About this task: Count the lines below that include the word "Sales" and write that number alone.

[[ The data, beginning ]]

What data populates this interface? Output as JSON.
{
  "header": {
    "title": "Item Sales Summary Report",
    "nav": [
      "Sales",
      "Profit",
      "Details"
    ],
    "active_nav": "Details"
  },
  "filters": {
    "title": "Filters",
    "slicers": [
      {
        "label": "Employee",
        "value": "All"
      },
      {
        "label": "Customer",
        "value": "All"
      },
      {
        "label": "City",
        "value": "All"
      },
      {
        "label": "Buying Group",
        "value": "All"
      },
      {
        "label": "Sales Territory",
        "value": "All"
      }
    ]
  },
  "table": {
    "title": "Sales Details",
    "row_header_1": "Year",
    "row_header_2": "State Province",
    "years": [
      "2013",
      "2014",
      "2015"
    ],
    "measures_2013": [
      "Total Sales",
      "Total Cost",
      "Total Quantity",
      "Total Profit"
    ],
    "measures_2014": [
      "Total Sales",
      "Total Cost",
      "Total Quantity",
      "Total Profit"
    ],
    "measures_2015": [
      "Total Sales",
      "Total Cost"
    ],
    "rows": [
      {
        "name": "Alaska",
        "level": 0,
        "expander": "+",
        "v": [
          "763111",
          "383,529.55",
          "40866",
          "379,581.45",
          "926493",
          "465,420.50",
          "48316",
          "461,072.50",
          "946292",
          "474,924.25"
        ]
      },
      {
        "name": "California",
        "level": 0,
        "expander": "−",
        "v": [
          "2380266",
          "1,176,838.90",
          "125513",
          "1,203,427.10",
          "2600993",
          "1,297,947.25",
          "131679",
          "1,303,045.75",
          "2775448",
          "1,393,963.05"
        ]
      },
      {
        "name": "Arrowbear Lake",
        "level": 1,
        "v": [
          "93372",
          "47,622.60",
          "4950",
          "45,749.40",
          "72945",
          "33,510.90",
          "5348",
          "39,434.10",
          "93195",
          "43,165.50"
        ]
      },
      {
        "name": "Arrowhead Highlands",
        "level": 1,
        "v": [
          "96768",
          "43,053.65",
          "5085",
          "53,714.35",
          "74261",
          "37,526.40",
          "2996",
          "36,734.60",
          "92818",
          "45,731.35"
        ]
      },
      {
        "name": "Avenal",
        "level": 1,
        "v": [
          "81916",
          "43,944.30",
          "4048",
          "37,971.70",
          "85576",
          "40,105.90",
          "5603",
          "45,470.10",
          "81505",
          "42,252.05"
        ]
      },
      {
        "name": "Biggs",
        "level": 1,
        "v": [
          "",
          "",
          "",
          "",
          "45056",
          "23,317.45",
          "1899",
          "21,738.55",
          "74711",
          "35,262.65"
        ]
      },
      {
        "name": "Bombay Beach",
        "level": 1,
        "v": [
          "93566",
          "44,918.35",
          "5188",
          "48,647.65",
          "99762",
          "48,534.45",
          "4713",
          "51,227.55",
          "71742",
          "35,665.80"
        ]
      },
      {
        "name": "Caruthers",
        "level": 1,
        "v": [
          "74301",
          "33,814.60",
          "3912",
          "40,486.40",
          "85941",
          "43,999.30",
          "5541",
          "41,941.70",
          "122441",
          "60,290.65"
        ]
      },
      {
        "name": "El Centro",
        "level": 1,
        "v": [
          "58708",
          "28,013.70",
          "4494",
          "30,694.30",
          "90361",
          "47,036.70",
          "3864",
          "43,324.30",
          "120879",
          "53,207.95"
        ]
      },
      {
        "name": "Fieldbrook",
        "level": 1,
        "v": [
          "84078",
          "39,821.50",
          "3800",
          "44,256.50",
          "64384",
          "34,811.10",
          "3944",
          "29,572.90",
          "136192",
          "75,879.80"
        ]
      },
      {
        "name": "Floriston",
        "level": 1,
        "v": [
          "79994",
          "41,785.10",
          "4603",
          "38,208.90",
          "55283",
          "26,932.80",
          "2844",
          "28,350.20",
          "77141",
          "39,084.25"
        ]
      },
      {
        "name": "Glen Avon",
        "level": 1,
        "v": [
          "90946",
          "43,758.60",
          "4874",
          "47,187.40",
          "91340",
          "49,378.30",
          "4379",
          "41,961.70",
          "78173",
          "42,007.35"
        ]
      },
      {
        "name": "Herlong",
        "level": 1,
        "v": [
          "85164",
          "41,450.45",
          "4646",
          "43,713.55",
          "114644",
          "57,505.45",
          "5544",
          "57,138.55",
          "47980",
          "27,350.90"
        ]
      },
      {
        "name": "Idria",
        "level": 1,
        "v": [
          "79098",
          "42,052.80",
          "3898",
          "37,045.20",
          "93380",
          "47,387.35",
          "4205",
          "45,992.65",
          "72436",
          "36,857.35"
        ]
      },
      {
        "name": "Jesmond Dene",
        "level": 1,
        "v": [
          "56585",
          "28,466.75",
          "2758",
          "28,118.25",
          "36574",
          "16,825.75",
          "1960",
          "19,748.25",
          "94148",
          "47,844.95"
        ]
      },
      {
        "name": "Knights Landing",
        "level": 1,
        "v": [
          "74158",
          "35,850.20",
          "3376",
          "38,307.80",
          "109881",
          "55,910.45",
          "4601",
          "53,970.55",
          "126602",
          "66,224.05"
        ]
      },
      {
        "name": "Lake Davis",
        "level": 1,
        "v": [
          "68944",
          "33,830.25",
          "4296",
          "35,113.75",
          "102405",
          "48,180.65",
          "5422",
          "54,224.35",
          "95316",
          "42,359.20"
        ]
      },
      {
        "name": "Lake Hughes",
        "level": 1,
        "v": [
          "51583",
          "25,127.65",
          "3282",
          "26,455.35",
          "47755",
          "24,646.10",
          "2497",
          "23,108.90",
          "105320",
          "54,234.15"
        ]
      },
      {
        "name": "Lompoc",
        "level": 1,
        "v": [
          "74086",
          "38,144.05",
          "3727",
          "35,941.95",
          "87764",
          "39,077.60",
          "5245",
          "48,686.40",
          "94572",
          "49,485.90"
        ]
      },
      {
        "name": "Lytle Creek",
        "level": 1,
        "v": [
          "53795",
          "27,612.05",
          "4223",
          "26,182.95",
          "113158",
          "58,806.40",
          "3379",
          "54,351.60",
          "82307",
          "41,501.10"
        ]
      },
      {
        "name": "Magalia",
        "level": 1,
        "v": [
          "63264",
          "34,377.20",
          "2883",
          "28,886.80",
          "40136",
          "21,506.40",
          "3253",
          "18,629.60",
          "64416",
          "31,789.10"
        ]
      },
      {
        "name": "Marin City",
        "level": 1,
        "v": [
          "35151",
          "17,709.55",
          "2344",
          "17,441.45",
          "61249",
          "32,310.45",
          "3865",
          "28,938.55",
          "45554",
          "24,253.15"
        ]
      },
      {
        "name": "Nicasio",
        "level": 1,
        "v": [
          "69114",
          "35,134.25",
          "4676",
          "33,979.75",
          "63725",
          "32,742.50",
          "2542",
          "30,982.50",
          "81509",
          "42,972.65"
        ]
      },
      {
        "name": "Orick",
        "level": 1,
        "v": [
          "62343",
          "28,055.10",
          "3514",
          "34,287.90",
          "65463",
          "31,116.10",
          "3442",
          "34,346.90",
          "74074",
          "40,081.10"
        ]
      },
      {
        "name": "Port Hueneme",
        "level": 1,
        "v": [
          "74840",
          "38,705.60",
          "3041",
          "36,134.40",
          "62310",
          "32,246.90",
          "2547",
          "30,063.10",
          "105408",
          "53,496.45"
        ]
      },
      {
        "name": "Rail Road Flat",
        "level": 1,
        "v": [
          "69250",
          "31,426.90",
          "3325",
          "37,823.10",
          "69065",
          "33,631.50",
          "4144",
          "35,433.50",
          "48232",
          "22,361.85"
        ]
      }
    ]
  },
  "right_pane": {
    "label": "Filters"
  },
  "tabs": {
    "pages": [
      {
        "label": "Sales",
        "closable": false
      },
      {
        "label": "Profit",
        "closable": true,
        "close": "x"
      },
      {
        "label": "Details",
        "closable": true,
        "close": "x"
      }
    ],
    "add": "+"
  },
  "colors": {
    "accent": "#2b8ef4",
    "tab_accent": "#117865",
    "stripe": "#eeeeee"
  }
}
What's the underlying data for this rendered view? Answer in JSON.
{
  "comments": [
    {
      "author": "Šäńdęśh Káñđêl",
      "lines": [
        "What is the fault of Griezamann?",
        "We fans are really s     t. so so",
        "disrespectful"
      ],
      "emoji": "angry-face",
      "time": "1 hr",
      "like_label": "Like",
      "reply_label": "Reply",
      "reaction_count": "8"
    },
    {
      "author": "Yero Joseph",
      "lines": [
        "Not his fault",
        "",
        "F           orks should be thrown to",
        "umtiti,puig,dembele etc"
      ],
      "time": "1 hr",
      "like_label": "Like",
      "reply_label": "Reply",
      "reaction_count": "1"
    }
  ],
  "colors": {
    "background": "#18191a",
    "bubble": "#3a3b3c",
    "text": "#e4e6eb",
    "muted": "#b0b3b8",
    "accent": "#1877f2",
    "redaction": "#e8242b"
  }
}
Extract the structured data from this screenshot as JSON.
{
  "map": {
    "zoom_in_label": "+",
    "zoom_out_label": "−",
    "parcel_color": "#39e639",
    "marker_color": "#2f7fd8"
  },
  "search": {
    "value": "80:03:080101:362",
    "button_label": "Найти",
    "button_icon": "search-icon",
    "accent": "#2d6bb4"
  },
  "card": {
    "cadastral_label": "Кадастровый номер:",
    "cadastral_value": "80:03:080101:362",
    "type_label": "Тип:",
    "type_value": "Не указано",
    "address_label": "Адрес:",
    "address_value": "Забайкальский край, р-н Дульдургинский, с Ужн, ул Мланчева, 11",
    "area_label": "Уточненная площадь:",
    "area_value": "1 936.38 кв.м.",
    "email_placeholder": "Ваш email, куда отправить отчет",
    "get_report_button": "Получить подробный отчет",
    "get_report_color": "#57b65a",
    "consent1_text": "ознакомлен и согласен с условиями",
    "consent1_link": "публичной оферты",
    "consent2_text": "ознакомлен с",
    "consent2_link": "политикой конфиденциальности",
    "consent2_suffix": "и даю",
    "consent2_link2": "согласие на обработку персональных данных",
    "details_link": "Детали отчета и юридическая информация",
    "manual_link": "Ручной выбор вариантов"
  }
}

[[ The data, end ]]

Solved exercise: 8